Unlike other complex tort matters including medical malpractice, products liability, construction defect, building collapse or environmental/toxic tort, dram shop cases examine conduct which is not foreign to a juror. Simply put, most jurors have “been there, done that” as it relates to bar service of alcohol including over service and impaired driving. Voir dire confirms that nearly all prospective jurors in a dram shop trial have been impacted by alcohol use or misuse and, indeed, most prospective jurors have fixed opinions one way or the other as it relates to the service or consumption of alcohol. The persuasive dram shop case is not expert driven and most jurors have a good understanding of blood alcohol levels, impairment and tolerance. The same cannot be said when educating/persuading a jury how a newborn died after birth or a crane operator was electrocuted. Accordingly, an attorney’s ability to eyeball and evaluate dram shop facts, documents, videotape and their impact on a jury is rarely dependent on an expert or science too complicated for the lay juror. Early mediation allows the dram shop attorneys to explore the impact of common knowledge and emotions on a jury when evaluating what a jury will do with the case if it does not settle.

When hearing of dram shop, most of us envision the death or serious injury suffered by an innocent victim of the drunk driver. Conversely, that same drunk driver operating his vehicle off the road into a tree, while tragic, rarely evokes the same level of sympathy as the innocent victim. Somewhere in the middle is the drinking passenger with his best friend drunk driver … the passenger many times ends up in a wheel chair while the best friend driver goes to jail uninjured. Early mediation allows the parties to explore how society/potential jurors view the status of each claimant. Under our facts, there likely were no innocent victims although that was the argument made by the parents of the sober driver who crossed the center line killing himself and two others. In a bizarre turnabout, the sober driver was killed as the result of an accident with a drunk driver but he likely caused the collision eliminating causation between the dram shop violation and the accident. The other driver’s estate likely recognized the natural animosity against the drunk driver and did not file suit. The deceased passenger’s estate had to recognize her comparative negligence drinking and driving with a driver her attorney would now plead appeared visibly intoxicated. Like the drunk driver, she was not an innocent victim but it took a mediation before any depositions were conducted to convince the parents of the sober driver that their son may have caused his own death and the deaths of two others, and the parents of the deceased passenger that “Friends Don’t Let Friends Drive Drunk.”
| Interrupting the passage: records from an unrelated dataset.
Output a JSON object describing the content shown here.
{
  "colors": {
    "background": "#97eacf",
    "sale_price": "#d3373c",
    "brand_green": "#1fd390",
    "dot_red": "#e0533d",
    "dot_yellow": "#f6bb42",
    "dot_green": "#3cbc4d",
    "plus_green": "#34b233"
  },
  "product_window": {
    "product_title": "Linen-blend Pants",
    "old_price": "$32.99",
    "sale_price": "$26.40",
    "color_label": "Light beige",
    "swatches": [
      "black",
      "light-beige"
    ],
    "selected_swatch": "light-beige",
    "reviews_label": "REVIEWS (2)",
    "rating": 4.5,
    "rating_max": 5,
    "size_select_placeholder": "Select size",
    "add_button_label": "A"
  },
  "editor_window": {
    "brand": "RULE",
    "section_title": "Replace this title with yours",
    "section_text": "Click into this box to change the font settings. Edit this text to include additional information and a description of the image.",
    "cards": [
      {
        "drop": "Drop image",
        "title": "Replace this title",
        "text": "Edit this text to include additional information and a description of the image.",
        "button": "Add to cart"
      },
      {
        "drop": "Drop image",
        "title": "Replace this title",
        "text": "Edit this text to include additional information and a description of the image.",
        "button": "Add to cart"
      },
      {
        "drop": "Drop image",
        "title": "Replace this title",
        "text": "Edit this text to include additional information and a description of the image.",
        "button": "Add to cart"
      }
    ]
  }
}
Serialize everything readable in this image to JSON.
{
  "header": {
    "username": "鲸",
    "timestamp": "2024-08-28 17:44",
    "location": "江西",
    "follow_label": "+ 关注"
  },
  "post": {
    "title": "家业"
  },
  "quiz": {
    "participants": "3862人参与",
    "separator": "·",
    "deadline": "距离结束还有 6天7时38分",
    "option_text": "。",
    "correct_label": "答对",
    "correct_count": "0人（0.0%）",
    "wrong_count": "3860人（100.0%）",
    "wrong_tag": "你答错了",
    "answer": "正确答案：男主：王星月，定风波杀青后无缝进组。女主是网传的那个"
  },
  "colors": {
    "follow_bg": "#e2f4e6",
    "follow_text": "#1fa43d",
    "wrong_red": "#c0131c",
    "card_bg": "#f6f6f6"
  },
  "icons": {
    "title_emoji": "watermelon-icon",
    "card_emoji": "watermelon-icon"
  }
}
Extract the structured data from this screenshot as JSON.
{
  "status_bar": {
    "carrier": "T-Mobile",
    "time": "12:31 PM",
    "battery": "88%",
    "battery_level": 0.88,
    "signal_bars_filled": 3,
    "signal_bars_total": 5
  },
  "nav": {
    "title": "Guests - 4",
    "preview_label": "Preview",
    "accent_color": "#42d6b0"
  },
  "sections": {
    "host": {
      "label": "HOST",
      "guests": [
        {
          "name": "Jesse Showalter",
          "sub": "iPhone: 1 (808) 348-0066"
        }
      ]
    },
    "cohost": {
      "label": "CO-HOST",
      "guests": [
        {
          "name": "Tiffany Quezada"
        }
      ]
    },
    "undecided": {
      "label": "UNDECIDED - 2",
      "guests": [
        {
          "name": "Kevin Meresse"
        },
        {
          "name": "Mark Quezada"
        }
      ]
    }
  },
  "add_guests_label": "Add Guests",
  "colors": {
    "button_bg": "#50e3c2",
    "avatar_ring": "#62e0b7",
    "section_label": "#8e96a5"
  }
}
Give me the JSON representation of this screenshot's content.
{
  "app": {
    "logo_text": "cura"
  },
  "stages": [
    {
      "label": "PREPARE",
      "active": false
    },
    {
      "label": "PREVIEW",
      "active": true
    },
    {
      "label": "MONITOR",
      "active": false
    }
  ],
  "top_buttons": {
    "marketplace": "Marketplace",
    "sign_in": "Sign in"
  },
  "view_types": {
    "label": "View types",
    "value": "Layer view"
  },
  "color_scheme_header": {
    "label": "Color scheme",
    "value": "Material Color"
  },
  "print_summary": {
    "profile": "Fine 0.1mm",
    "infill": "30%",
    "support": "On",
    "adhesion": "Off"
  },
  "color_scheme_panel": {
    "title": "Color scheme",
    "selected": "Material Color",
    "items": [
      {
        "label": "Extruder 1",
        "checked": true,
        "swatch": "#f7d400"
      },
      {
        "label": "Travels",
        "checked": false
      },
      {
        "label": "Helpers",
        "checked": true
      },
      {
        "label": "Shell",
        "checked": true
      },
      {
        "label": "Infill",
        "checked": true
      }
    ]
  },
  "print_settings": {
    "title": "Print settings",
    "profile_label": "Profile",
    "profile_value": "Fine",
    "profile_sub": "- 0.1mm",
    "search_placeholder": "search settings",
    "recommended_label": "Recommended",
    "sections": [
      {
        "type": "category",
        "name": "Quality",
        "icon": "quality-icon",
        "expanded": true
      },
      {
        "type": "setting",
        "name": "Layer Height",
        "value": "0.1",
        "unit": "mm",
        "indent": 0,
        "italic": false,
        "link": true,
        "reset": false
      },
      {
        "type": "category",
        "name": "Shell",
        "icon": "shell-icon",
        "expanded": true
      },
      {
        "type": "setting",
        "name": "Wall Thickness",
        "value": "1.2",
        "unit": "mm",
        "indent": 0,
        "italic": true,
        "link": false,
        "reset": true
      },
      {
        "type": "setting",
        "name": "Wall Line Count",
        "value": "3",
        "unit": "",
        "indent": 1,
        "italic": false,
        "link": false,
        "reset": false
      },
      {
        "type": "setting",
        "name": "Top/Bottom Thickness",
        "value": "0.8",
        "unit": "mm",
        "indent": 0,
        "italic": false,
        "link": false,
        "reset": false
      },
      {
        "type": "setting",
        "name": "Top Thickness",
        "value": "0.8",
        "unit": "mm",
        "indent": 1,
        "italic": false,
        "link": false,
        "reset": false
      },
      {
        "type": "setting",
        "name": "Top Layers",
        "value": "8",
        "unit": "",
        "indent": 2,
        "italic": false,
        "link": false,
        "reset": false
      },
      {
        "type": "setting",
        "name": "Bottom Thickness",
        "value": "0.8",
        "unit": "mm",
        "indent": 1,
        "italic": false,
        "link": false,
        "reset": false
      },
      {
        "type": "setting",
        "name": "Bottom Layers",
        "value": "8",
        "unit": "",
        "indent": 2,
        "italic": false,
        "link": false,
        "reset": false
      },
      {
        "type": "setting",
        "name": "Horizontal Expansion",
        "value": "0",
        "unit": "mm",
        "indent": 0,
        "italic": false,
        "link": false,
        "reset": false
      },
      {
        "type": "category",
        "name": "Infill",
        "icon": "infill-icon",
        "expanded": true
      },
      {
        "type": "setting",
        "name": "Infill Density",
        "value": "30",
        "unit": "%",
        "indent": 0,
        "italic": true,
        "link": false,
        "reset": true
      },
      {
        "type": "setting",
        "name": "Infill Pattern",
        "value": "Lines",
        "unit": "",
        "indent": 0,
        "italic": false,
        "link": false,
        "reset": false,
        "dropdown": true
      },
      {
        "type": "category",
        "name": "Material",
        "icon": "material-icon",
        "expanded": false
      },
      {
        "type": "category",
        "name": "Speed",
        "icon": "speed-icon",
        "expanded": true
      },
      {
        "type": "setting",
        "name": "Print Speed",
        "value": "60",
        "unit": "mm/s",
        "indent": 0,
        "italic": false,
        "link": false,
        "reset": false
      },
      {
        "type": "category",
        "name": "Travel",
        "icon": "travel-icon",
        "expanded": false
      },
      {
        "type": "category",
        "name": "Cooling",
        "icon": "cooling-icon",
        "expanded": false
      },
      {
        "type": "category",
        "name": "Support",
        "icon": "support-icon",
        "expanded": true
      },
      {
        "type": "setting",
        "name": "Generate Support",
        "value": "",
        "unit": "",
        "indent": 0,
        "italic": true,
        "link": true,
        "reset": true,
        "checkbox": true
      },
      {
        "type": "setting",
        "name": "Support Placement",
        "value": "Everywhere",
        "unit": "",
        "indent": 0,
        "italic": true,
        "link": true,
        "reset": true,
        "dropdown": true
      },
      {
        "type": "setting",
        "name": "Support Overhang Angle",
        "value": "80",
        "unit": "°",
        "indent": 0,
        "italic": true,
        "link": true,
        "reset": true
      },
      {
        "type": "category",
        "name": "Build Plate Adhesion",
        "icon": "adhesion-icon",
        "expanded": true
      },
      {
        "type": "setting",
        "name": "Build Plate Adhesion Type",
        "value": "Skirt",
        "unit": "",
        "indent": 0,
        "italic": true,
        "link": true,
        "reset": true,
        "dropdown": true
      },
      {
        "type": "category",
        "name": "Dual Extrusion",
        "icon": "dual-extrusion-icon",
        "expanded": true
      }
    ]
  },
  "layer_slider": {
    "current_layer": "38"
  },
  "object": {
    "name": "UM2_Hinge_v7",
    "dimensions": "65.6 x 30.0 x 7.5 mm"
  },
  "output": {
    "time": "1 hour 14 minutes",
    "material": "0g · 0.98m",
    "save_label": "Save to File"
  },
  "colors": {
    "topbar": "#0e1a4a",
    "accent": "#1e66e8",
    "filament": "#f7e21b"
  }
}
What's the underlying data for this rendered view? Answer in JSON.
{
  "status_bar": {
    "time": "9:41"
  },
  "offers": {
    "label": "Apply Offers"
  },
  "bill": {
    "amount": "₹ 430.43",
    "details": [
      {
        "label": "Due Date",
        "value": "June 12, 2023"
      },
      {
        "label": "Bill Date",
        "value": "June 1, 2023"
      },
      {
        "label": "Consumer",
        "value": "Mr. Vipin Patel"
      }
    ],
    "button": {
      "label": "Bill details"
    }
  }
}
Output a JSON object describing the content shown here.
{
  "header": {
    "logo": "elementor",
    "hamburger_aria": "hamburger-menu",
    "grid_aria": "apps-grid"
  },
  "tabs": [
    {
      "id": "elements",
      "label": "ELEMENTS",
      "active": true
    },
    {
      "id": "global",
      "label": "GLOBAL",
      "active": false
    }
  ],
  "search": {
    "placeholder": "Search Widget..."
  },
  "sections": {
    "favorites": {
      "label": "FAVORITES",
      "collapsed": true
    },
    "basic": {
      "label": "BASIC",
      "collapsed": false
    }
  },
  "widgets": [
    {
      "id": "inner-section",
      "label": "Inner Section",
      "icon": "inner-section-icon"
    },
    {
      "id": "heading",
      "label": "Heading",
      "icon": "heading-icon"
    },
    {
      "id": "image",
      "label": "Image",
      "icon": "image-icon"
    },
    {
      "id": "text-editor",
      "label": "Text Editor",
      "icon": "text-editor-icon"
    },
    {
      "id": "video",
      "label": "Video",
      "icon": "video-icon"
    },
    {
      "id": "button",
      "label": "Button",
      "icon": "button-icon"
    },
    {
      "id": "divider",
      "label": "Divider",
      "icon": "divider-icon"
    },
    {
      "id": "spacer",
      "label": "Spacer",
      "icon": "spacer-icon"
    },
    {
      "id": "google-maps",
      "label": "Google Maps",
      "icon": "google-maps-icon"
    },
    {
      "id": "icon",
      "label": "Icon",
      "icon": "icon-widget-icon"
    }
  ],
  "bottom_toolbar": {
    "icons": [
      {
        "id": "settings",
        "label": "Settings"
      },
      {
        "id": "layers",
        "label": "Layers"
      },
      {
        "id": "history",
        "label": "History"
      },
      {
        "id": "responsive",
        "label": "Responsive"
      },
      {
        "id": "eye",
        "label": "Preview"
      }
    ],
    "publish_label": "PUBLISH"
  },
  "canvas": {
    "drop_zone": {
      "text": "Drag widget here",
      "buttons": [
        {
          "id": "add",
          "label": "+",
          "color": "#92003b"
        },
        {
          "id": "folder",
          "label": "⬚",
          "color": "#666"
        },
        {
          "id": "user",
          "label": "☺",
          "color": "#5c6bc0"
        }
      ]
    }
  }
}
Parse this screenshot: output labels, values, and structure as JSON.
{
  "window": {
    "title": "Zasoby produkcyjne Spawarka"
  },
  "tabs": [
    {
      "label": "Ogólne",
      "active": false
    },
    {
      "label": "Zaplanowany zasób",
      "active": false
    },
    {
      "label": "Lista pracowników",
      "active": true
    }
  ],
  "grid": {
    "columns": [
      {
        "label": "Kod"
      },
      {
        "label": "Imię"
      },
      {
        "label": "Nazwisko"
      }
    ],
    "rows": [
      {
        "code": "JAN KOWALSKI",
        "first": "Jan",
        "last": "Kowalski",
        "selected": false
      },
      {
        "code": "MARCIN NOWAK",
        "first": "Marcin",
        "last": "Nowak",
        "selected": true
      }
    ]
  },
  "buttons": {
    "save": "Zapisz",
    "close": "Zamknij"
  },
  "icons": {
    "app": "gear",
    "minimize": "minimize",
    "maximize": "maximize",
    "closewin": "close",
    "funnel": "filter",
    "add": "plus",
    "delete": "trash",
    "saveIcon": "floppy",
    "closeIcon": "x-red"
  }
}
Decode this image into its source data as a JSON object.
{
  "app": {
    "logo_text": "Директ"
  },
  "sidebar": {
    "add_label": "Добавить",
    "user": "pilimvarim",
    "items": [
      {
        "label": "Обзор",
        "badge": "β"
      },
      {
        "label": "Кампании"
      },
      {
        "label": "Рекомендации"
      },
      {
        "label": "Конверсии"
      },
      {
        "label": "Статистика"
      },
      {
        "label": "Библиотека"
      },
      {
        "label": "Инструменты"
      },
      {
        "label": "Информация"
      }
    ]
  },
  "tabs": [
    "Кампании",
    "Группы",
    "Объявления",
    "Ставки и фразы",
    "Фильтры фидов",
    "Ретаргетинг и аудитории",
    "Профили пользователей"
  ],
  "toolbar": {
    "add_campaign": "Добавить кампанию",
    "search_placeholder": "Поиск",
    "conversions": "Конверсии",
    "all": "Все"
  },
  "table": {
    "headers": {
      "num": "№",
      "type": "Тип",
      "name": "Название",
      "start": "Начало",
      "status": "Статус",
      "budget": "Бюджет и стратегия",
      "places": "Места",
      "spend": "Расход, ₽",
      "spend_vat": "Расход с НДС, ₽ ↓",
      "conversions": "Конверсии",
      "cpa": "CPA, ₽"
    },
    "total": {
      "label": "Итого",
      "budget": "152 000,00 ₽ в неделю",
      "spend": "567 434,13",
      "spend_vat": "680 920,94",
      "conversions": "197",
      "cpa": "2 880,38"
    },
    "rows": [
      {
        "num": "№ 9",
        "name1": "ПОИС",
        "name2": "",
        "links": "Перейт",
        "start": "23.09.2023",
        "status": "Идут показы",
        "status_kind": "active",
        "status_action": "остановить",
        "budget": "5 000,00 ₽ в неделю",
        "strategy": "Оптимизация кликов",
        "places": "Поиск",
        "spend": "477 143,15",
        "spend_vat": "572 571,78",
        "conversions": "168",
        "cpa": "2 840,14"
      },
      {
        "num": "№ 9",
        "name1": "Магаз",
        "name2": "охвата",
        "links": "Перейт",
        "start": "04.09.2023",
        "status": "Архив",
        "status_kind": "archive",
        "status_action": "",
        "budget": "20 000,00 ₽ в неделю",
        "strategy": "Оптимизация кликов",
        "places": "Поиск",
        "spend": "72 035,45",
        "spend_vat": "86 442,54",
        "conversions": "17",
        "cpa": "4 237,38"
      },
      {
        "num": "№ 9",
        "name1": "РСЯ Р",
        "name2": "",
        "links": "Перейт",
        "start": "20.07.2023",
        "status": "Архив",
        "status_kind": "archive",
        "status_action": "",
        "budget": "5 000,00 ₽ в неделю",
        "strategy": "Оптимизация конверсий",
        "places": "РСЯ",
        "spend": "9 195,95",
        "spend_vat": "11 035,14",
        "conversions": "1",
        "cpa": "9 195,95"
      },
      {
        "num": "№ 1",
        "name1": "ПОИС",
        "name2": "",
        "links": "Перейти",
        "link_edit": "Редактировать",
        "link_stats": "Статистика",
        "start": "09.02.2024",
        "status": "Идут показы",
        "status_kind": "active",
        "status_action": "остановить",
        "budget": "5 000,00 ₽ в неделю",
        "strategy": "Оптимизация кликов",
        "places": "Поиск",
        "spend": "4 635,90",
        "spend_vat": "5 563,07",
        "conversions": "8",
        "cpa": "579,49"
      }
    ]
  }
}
Dram shop cases are particularly well suited for early mediation requiring mediators who demonstrate common sense, empathy and an understanding of how alcohol awareness programs and MADD have impacted society over the past 40 plus years. Nearly all dram shop cases involve tragedy, serious injury or death as well as anger directed at the drunk driver and sometimes the bar. Who bears what responsibility is oftentimes not a function of evidence/proof or expert opinion, but rather a discussion of how society and a potential jury will view the conduct and responsibility of the various parties. In my view, the best opportunity for that sort of discussion to take place is mediation and the earlier each party can present that view, the better.

M. Scott Gemberling, senior counsel at Marshall Dennehey Warner Coleman & Goggin, is one of Pennsylvania’s most highly accomplished dram shop liability defense attorneys, with 30 years of experience focused on liquor liability matters. He has tried more than 75 dram shop cases to verdict and has resolved hundreds more through settlement negotiations. He serves as the national litigation coordinator for high-exposure liquor liability cases on behalf of a number of national insurance companies. Gemberling may be reached at msgemberling@mdwcg.com.